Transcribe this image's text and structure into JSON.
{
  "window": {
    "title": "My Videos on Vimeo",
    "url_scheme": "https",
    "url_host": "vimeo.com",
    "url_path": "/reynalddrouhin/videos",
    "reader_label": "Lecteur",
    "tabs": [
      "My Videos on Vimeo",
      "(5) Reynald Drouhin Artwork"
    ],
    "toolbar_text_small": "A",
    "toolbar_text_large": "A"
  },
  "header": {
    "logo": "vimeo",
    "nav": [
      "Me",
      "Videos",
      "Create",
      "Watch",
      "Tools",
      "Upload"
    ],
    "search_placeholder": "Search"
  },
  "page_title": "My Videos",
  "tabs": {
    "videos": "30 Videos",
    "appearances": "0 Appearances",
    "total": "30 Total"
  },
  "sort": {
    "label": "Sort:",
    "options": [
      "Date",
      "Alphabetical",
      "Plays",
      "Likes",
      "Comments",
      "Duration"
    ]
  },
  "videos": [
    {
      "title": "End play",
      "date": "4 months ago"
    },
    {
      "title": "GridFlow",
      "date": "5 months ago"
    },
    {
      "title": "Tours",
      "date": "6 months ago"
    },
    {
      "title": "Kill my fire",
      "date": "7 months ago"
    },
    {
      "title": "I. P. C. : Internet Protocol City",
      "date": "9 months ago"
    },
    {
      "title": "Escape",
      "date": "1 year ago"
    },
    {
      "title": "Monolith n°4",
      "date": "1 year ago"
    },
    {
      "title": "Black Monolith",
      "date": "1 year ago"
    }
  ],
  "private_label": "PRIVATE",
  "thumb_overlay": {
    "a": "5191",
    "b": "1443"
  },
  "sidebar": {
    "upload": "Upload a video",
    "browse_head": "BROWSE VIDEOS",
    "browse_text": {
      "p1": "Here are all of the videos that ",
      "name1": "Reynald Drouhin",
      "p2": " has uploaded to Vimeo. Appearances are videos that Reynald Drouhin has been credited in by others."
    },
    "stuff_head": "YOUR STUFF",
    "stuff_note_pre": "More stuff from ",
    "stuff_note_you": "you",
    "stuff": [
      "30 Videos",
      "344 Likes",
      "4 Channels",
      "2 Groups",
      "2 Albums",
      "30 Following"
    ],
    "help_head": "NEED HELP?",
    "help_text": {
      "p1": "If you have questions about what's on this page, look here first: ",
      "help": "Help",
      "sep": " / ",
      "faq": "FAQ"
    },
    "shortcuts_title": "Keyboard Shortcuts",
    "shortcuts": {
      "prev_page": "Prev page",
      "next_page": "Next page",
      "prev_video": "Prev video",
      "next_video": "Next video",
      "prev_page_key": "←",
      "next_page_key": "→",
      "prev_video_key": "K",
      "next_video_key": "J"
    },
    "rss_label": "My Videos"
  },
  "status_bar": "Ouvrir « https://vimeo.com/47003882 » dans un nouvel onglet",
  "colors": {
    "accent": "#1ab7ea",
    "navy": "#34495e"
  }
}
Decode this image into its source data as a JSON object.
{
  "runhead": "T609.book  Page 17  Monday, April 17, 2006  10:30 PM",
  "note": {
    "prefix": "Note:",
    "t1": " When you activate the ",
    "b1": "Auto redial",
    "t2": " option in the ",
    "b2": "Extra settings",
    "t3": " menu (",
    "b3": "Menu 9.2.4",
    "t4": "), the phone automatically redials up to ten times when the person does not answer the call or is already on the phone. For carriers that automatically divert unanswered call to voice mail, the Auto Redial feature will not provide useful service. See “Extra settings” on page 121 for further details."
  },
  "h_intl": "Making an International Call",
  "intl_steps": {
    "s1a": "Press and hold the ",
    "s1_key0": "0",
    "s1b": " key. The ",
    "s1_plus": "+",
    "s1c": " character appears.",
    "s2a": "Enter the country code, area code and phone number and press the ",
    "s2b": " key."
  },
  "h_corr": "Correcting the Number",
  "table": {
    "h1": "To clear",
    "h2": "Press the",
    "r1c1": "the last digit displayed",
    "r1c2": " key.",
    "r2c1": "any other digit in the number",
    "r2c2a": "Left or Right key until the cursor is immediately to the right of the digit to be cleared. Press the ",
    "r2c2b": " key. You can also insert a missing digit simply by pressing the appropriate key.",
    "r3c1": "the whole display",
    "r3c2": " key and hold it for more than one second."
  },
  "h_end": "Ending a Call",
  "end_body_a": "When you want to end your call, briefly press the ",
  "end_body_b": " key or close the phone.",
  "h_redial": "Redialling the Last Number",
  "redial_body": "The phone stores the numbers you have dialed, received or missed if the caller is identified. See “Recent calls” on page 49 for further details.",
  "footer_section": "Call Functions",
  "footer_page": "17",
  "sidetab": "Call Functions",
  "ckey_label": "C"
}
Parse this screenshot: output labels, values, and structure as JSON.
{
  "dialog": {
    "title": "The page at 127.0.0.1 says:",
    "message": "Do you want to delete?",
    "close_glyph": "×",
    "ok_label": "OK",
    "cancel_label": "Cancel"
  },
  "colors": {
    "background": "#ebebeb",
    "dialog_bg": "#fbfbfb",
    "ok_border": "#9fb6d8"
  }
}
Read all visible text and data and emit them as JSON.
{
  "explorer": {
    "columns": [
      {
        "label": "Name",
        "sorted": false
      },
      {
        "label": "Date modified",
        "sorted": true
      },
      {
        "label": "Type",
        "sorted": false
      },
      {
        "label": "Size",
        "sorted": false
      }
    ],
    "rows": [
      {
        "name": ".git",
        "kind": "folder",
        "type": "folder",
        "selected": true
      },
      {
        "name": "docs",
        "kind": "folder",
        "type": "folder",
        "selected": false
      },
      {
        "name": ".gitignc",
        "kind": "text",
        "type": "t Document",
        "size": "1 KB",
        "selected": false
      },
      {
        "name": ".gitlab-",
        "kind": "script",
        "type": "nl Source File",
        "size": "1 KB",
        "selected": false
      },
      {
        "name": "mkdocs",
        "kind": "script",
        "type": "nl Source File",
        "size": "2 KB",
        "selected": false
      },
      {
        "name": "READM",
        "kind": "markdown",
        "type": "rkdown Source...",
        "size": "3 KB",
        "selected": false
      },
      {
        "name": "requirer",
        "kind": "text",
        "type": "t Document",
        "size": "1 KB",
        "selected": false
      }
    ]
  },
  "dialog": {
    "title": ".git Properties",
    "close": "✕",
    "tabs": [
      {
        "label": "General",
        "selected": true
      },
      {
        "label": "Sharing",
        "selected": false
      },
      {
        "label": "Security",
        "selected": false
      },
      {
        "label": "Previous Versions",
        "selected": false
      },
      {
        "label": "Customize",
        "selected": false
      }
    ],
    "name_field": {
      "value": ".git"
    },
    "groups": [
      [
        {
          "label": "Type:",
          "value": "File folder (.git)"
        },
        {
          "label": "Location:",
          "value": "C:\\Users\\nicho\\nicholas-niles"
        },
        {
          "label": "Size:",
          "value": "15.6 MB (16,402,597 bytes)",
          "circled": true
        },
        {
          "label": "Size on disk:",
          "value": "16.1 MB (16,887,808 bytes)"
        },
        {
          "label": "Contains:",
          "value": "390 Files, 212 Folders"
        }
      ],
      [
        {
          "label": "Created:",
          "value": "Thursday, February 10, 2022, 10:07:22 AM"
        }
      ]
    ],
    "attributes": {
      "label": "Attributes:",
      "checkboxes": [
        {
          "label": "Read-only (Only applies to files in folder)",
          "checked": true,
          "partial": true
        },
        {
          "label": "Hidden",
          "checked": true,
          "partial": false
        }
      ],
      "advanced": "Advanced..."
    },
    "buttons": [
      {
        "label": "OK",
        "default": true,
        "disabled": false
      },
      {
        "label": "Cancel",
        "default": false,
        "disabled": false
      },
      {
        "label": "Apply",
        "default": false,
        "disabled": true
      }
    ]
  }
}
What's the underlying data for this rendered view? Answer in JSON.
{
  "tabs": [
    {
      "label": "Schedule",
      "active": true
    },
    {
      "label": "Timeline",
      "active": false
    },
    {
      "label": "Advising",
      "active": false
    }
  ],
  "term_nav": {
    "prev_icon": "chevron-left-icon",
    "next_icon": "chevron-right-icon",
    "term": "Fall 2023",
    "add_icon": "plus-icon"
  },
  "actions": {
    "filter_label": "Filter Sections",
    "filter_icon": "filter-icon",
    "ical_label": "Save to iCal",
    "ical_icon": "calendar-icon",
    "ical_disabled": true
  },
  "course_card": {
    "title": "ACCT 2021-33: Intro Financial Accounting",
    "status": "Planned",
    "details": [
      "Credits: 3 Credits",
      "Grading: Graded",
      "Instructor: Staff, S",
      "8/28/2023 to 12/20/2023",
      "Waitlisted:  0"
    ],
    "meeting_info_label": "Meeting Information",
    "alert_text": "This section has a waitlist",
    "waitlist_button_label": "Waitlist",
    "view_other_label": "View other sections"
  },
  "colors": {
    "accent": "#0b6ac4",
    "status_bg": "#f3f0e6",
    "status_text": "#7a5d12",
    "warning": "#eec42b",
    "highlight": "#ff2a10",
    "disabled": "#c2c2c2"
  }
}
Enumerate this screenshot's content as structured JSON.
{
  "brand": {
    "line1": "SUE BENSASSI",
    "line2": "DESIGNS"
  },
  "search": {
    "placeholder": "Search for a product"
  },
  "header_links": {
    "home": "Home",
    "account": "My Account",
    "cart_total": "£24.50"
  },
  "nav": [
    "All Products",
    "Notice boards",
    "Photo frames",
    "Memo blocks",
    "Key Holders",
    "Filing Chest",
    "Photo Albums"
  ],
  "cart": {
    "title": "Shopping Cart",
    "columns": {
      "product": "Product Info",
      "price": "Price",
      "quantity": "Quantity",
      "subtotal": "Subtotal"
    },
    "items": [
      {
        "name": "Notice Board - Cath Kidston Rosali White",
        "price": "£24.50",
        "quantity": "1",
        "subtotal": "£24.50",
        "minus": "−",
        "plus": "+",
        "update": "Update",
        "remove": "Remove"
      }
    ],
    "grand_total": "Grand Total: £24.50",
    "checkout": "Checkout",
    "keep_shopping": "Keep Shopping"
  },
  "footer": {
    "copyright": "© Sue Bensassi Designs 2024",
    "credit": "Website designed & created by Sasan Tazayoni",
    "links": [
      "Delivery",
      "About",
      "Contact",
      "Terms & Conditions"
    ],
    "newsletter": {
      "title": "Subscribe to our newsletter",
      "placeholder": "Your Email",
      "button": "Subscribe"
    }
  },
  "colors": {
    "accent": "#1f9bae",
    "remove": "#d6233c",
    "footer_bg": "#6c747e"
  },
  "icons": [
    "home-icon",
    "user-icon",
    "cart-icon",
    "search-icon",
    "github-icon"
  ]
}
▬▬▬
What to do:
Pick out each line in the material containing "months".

Exercise response:
      "date": "4 months ago"
      "date": "5 months ago"
      "date": "6 months ago"
      "date": "7 months ago"
      "date": "9 months ago"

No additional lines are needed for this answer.